Ultimately, the government pressured the employers into negotiating and the strikers won a famous victory. “Oh great,” muttered the PLP. Now one bout of workers’ unrest had succeeded, every pain in the arse socialist was going to want one.
“Did someone mention my name?” asked Ben Tillett.
Ever eager for a spot of trouble, Tillett got in on the act at the start of 1912 by leading a national dockers’ strike. He was keen to repeat the success of his first strike in 1889, but this time, things rapidly descended into violence with dockers dying in the confrontations.
Tillett realised it was time to calm the situation – so he declared that if any more of his men got murdered, he would shoot Lord Devonport, head of the Port of London. Nice.
Unfortunately, like all sequels, Dock Strike II: Return of the Starving Dockers wasn’t as good as the original. After several months of action, the strike failed, prompting all sorts of tutting and “told you so’s” from the Labour leadership.
But the trouble was only just beginning.
In early 1912, the miners’ federation demanded a minimum level of pay for underground workers. Although the union leadership was moderate, they were forced to respond to the mood of their members and call a national strike.
The reaction of the establishment was neither subtle nor measured.
The Times branded the strike: “The greatest catastrophe that has threatened the country since the Spanish Armada”, presumably also reporting the death of the Blue Peter cat as “a tragedy from which it will require a generation to recover.”
Meanwhile, a Tory MP called for siege rations and martial law to defeat “socialist trade unionism” while other Tories called for revolvers to be stockpiled for use against working class revolt.
For all that, the government rushed through a bill providing for arbitration to settle the level of minimum wages, district by district: a clear success for militant action.
And Labour’s contribution to this success for the workers?
The limit of Ramsay Macdonald’s parliamentary interventions on the topic was to seek clarification from the government on the timetable for the bill. Other than that, the only noise from the Labour benches at this time was of squeaking bottoms and it wasn’t down to the leather seats.
Then in 1913, industrial unrest spread to Dublin. In a tribute to the classic seventies gameshow, the transport workers of Dublin declared “It’s a Lock Out!” This featured less in the way of giant foam costumes, and more picketing and bitterness than even Stuart Hall could have found amusing.
The strike was led by James Connolly and “Big Jim” Larkin and it brought Dublin’s workers to the brink of starvation.
Labour’s leaders maintained their silence, busying themselves with some important filing and abstaining from Parliamentary interventions.
The TUC meanwhile voted to offer “every support” to the strike, contributing the majority of the £150,000 the British labour movement raised and sent to the strikers. Unfortunately, Connolly and Larkin didn’t read the small print on the TUC offer. So when Larkin asked the TUC for secondary strike action in England, they just coughed and looked at their shoes.
“Every support” apparently meant just the cash.

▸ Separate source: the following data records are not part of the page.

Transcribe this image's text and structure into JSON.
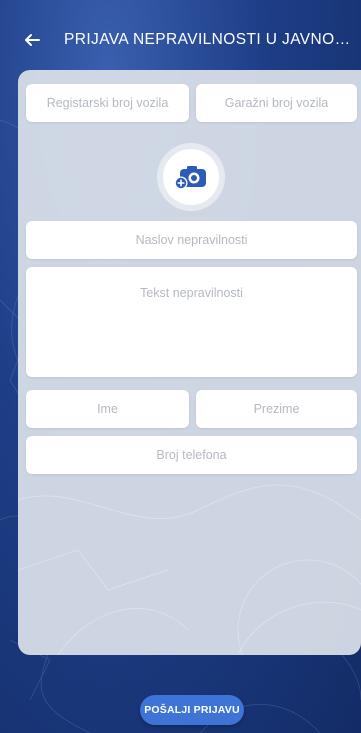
{
  "header": {
    "title": "PRIJAVA NEPRAVILNOSTI U JAVNOM PRE...",
    "back_icon": "arrow-left-icon"
  },
  "form": {
    "registration_placeholder": "Registarski broj vozila",
    "garage_placeholder": "Garažni broj vozila",
    "photo_icon": "add-camera-icon",
    "subject_placeholder": "Naslov nepravilnosti",
    "text_placeholder": "Tekst nepravilnosti",
    "first_name_placeholder": "Ime",
    "last_name_placeholder": "Prezime",
    "phone_placeholder": "Broj telefona"
  },
  "actions": {
    "submit_label": "POŠALJI PRIJAVU"
  },
  "colors": {
    "background": "#1d3d86",
    "card": "#d9dfe9",
    "accent": "#3d74d6",
    "camera_icon": "#2e5bb5",
    "placeholder_text": "#b4b9c1"
  }
}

After eight months, emaciated workers trickled back to work, beaten.
Jim Larkin was in no doubt about how useful Labour had been. “As for the Labour party,” he declared, “they could wrap themselves up in cloth tomorrow and they would be just as useful as the mummies in the museum,” which is a bit harsh on the mummies, which can serve as a novelty door-stop or stylish hatstand as required.

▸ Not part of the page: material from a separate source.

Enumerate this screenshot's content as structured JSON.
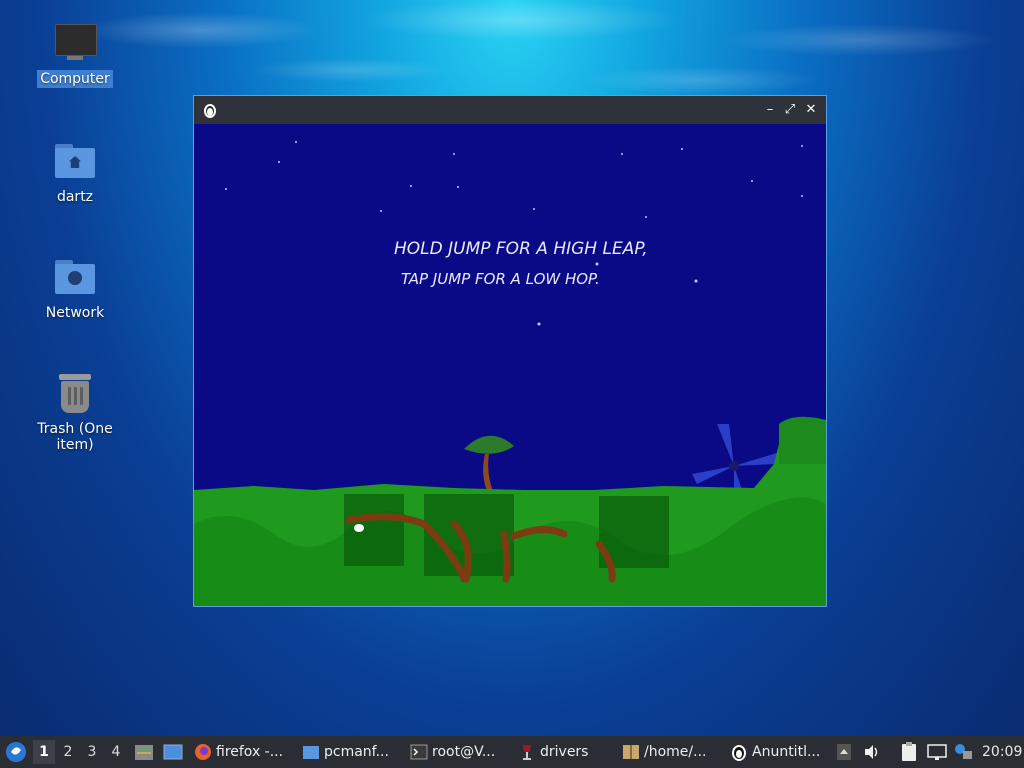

If the sole impact of the “great unrest” for Labour had been some awkward silences, and a bit of parliamentary tumbleweed it would have been embarrassing, but tolerable.

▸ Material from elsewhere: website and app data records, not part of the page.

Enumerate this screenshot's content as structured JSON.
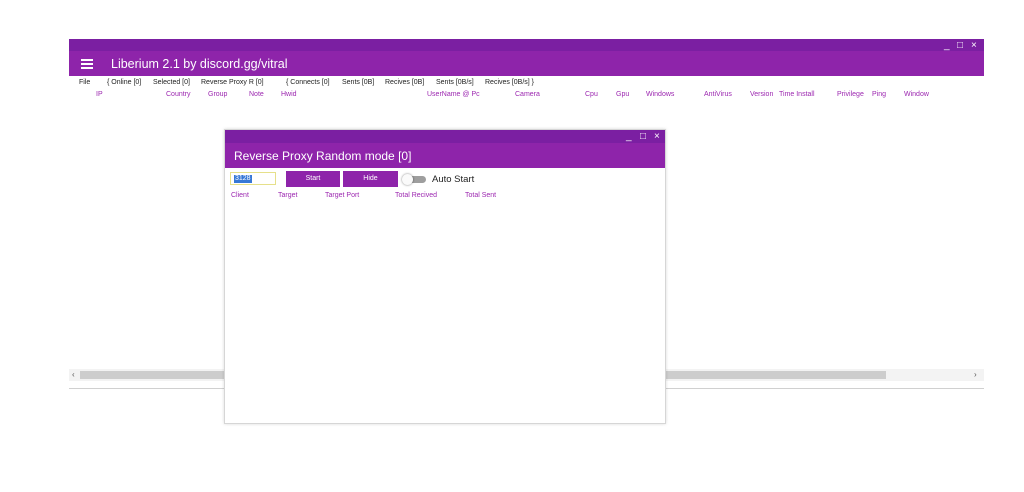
{
  "app": {
    "title": "Liberium 2.1 by discord.gg/vitral",
    "window_controls": {
      "minimize": "_",
      "maximize": "□",
      "close": "×"
    }
  },
  "menubar": {
    "items": [
      "File",
      "{ Online [0]",
      "Selected [0]",
      "Reverse Proxy R [0]",
      "{ Connects [0]",
      "Sents [0B]",
      "Recives [0B]",
      "Sents [0B/s]",
      "Recives [0B/s] }"
    ]
  },
  "clients_table": {
    "columns": [
      "IP",
      "Country",
      "Group",
      "Note",
      "Hwid",
      "UserName @ Pc",
      "Camera",
      "Cpu",
      "Gpu",
      "Windows",
      "AntiVirus",
      "Version",
      "Time Install",
      "Privilege",
      "Ping",
      "Window"
    ]
  },
  "scrollbar": {
    "left_arrow": "‹",
    "right_arrow": "›"
  },
  "dialog": {
    "title": "Reverse Proxy Random mode [0]",
    "window_controls": {
      "minimize": "_",
      "maximize": "□",
      "close": "×"
    },
    "port_value": "3128",
    "start_label": "Start",
    "hide_label": "Hide",
    "auto_start_label": "Auto Start",
    "auto_start_enabled": false,
    "columns": [
      "Client",
      "Target",
      "Target Port",
      "Total Recived",
      "Total Sent"
    ]
  },
  "colors": {
    "accent": "#8e24aa",
    "accent_dark": "#7b1fa2",
    "column_text": "#9c27b0"
  }
}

No such luck.
At the ballot box, and within the party, it all translated into, well, great unrest. So great that many questioned whether the party was in fact in terminal decline.
Coming next: The unrest hits the fan for Labour